What are price circuit limits? What happens when a stock hits a circuit limit?

Generally, stock prices move up and down based on their fundamentals, quarterly results, yearly results, government policies, trends in the industry or some corporate actions. Such price movements in the stocks are quite reasonable and logical. But in some cases, the stock price increases/decreases exponentially by some irrational exuberance or fear caused by a certain news about the stock. Sometimes, the movement of stock prices can beat all logic and move tremendously in any direction.

In order to maintain the sanity of the stock market, to curb the drastic moves of a stock in upper/lower direction, and to stop the actions that could sometimes lead to a panic selling or buying, driving the prices haywire, circuit limits are applied.

A circuit limit or a circuit breaker is defined as the limit either upper or lower, a stock could rise or fall, before the trading of the stock is halted depending upon the time at which the stock hits the circuit.

The Securities and Exchange Board (SEBI) has defined various circuit levels namely 2%, 5%,10%, and 20%. These values are applied to the price of the stock at which it closed on the previous day.
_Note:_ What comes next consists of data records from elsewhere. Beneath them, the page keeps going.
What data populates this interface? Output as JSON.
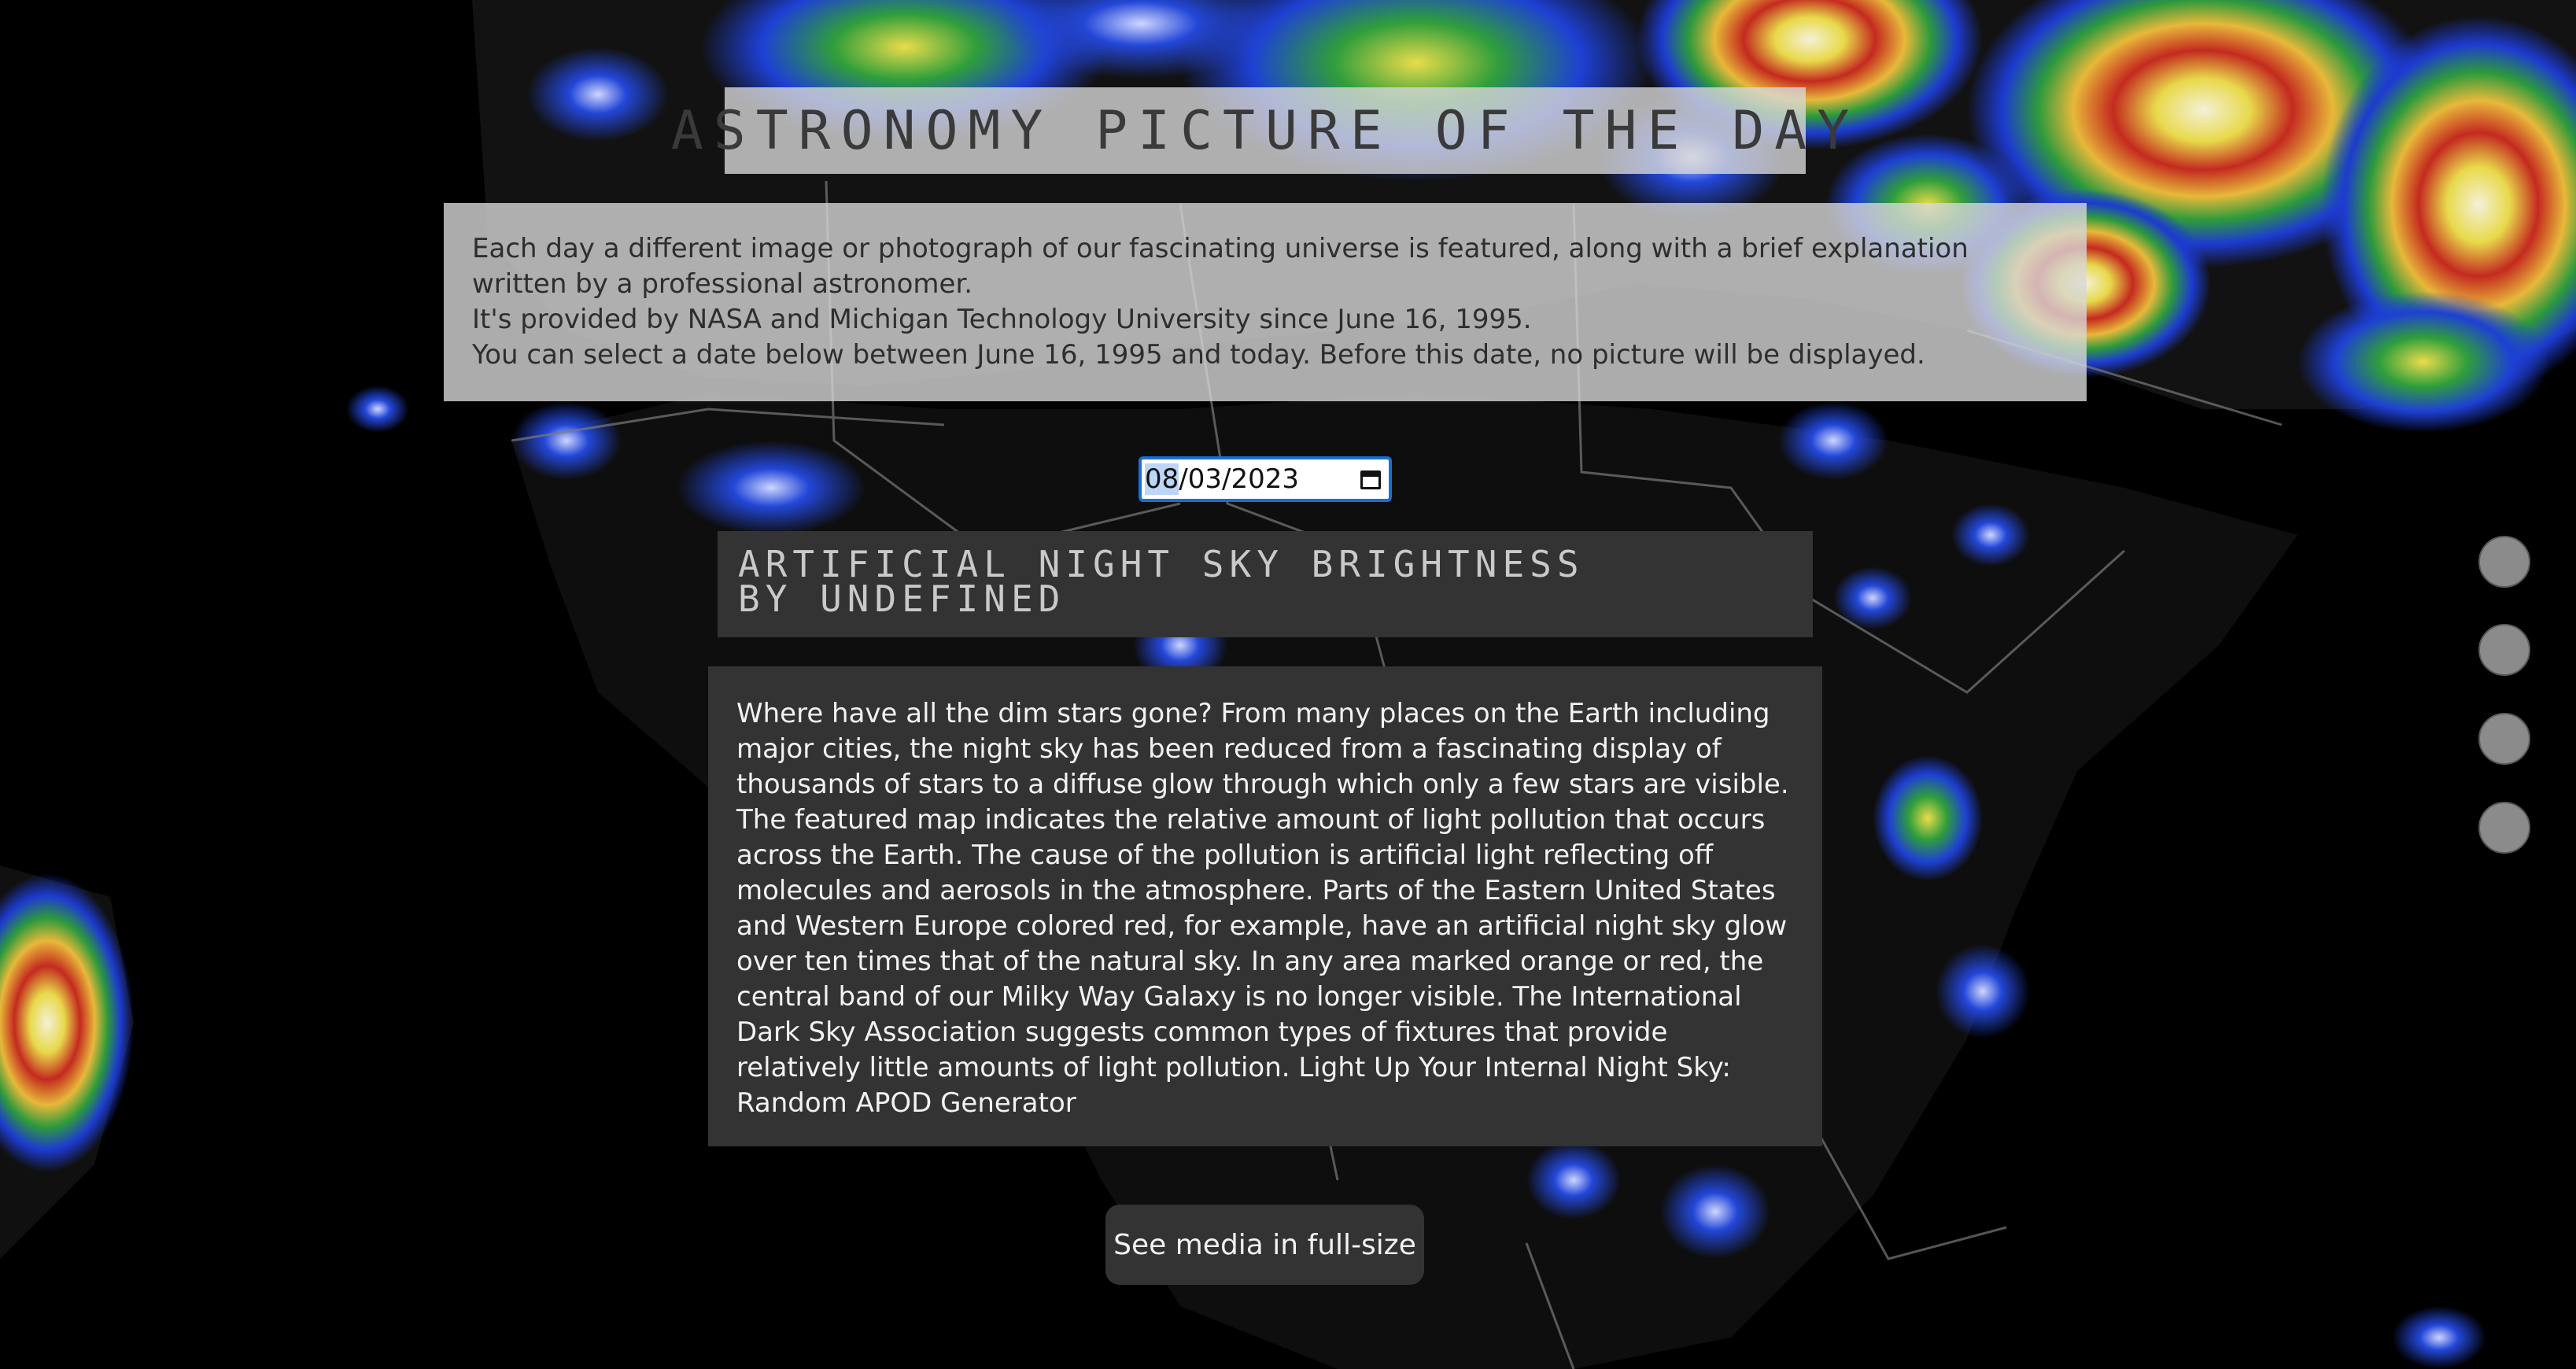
{
  "header": {
    "title": "ASTRONOMY PICTURE OF THE DAY"
  },
  "intro": {
    "line1": "Each day a different image or photograph of our fascinating universe is featured, along with a brief explanation written by a professional astronomer.",
    "line2": "It's provided by NASA and Michigan Technology University since June 16, 1995.",
    "line3": "You can select a date below between June 16, 1995 and today. Before this date, no picture will be displayed."
  },
  "date_picker": {
    "month": "08",
    "rest": "/03/2023",
    "icon": "calendar-icon"
  },
  "post": {
    "title": "Artificial Night Sky Brightness",
    "byline": "by undefined",
    "explanation": "Where have all the dim stars gone? From many places on the Earth including major cities, the night sky has been reduced from a fascinating display of thousands of stars to a diffuse glow through which only a few stars are visible. The featured map indicates the relative amount of light pollution that occurs across the Earth. The cause of the pollution is artificial light reflecting off molecules and aerosols in the atmosphere. Parts of the Eastern United States and Western Europe colored red, for example, have an artificial night sky glow over ten times that of the natural sky. In any area marked orange or red, the central band of our Milky Way Galaxy is no longer visible. The International Dark Sky Association suggests common types of fixtures that provide relatively little amounts of light pollution. Light Up Your Internal Night Sky: Random APOD Generator"
  },
  "actions": {
    "fullsize_label": "See media in full-size"
  },
  "colors": {
    "panel_light": "#d7d7d7",
    "panel_dark": "#333333",
    "focus_ring": "#1a6fd6",
    "map_land": "#111111",
    "light_blue": "#1e3fd0",
    "light_green": "#2ea83a",
    "light_yellow": "#e8e23a",
    "light_red": "#c8202a"
  }
}
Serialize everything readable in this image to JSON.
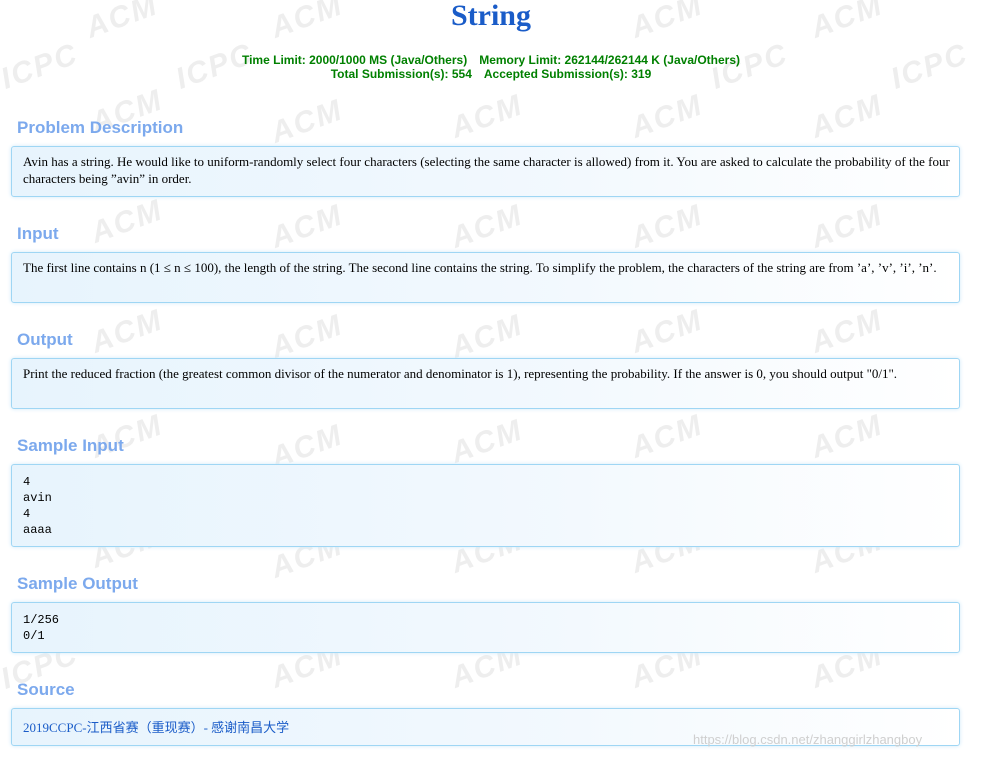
{
  "problem": {
    "title": "String",
    "time_limit": "Time Limit: 2000/1000 MS (Java/Others)",
    "memory_limit": "Memory Limit: 262144/262144 K (Java/Others)",
    "total_submissions": "Total Submission(s): 554",
    "accepted_submissions": "Accepted Submission(s): 319"
  },
  "sections": {
    "description": {
      "heading": "Problem Description",
      "text": "Avin has a string. He would like to uniform-randomly select four characters (selecting the same character is allowed) from it. You are asked to calculate the probability of the four characters being ”avin” in order."
    },
    "input": {
      "heading": "Input",
      "text": "The first line contains n (1 ≤ n ≤ 100), the length of the string. The second line contains the string. To simplify the problem, the characters of the string are from ’a’, ’v’, ’i’, ’n’."
    },
    "output": {
      "heading": "Output",
      "text": "Print the reduced fraction (the greatest common divisor of the numerator and denominator is 1), representing the probability. If the answer is 0, you should output \"0/1\"."
    },
    "sample_input": {
      "heading": "Sample Input",
      "text": "4\navin\n4\naaaa"
    },
    "sample_output": {
      "heading": "Sample Output",
      "text": "1/256\n0/1"
    },
    "source": {
      "heading": "Source",
      "link": "2019CCPC-江西省赛（重现赛）- 感谢南昌大学"
    }
  },
  "watermark": {
    "acm": "ACM",
    "icpc": "ICPC",
    "csdn_url": "https://blog.csdn.net/zhanggirlzhangboy"
  },
  "colors": {
    "title": "#1a5cc8",
    "limits": "#008000",
    "section_heading": "#7ca9ed",
    "panel_border": "#9fd6f4",
    "link": "#1a5cc8"
  }
}
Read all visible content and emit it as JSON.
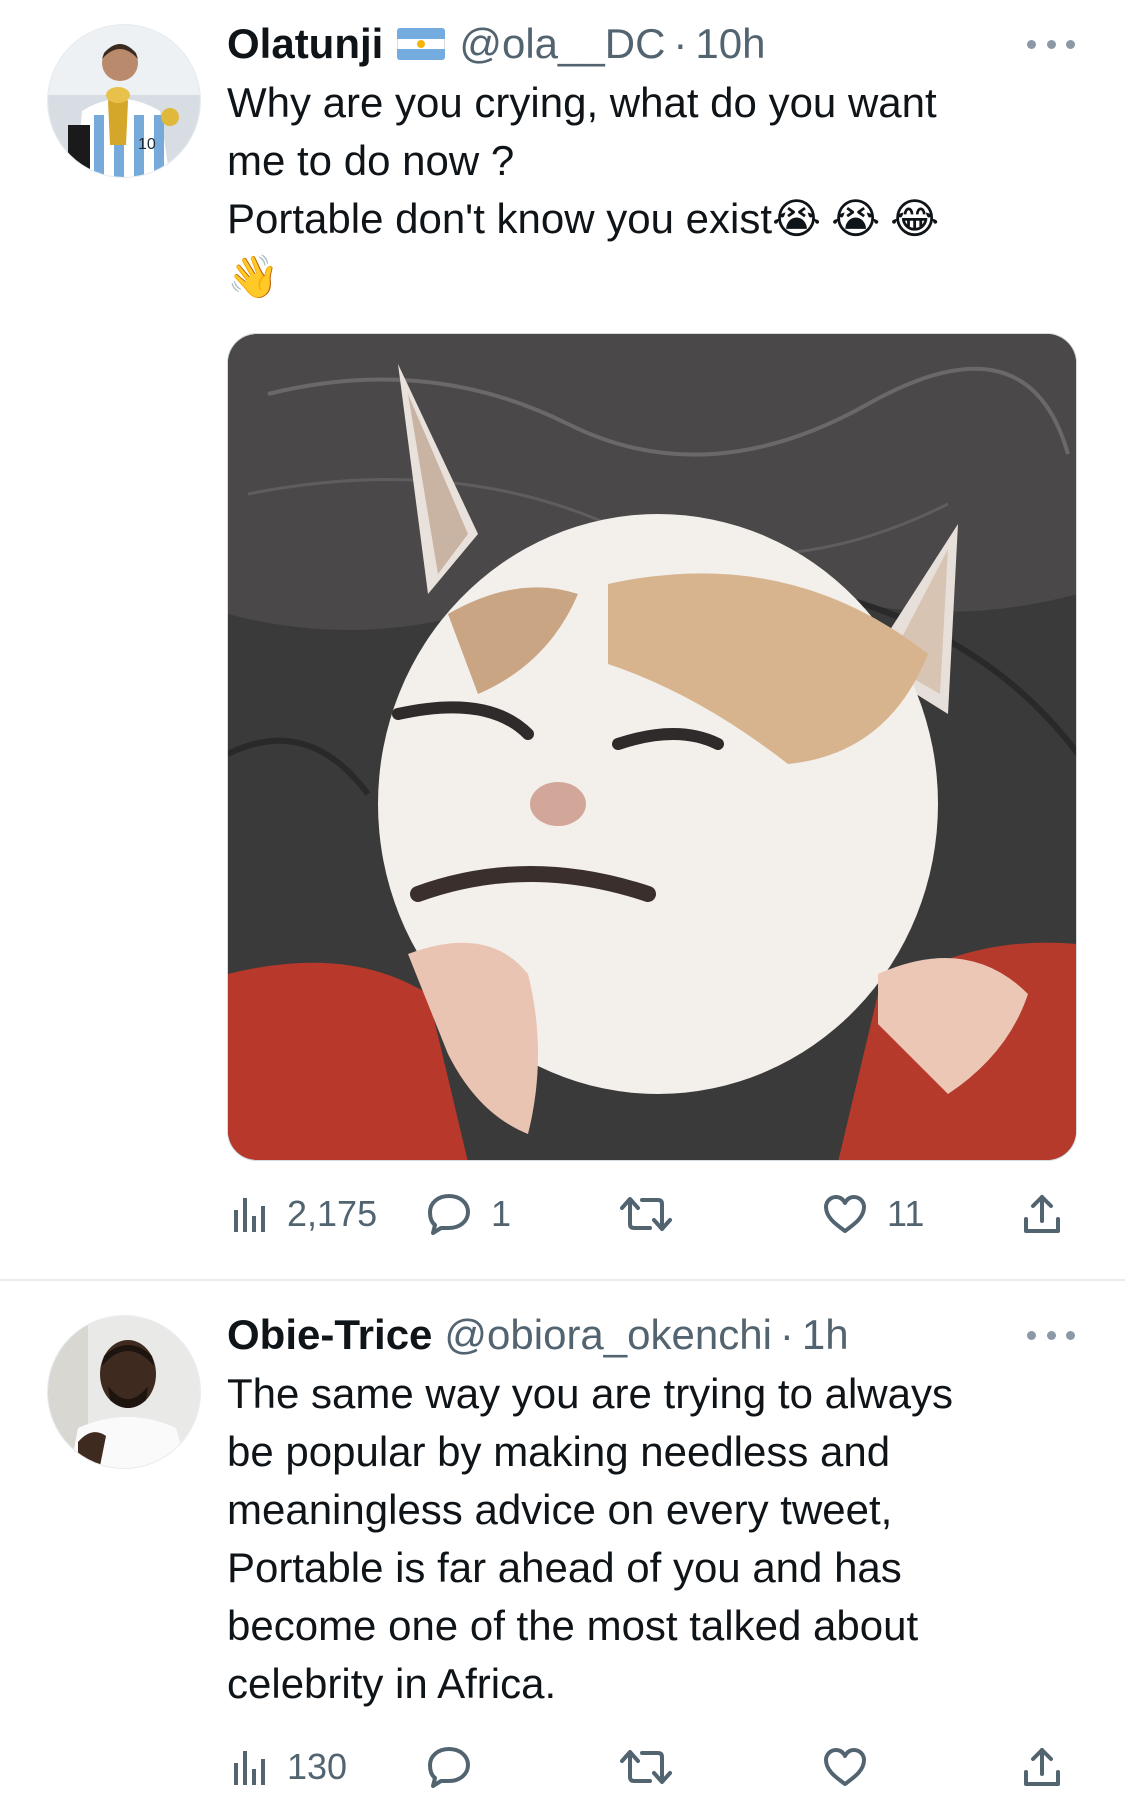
{
  "tweets": [
    {
      "display_name": "Olatunji",
      "flag_icon": "argentina-flag-icon",
      "handle": "@ola__DC",
      "separator": "·",
      "time": "10h",
      "text_lines": [
        "Why are you crying, what do you want",
        "me to do now ?",
        "Portable don't know you exist"
      ],
      "emojis": [
        "😭",
        "😭",
        "😂",
        "👋"
      ],
      "media": {
        "subject": "cat-shrug-meme-icon"
      },
      "stats": {
        "views": "2,175",
        "replies": "1",
        "retweets": "",
        "likes": "11"
      }
    },
    {
      "display_name": "Obie-Trice",
      "handle": "@obiora_okenchi",
      "separator": "·",
      "time": "1h",
      "text_lines": [
        "The same way you are trying to always",
        "be popular by making needless and",
        "meaningless advice on every tweet,",
        "Portable is far ahead of you and has",
        "become one of the most talked about",
        "celebrity in Africa."
      ],
      "stats": {
        "views": "130",
        "replies": "",
        "retweets": "",
        "likes": ""
      }
    }
  ],
  "colors": {
    "text": "#0f1419",
    "secondary": "#536471",
    "divider": "#e6ecf0",
    "flag_blue": "#74acdf"
  }
}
For e.g If ABC stock has closed at Rs 100 yesterday and if it has a 10% circuit limit, then today it will have circuit limits of Rs 90 and Rs 110 as lower and upper respectively. That means if the stock reaches Rs 90 or Rs 110, then the trading for the stock will be halted.

If the price reaches 90, there will be no bids in the order book. Similarly, if the price reaches 110, there will be no asks in the order book.

These circuit limits such as 2%, 5%, 10% and 20% are defined by the exchange depending on various factors. There's no restriction on the number of times the Exchange can revise the circuit limit. Circuits are revised on a need basis based on the Last Traded Price of the stock. Whenever the stock is plunging in its value drastically then the exchange can decrease the circuit limits for that particular stock. If a stock hits the lower circuit limit of 10% for continuous 2 days, in order to stop the sudden downfall of the stock, the exchange may decrease the circuit limit for the stock to 5%. The reason being, there will be a huge loss for the investors who hold the shares if the circuit limit is not decreased. And one single news cannot be used to doubt the strong fundamentals of a particular stock.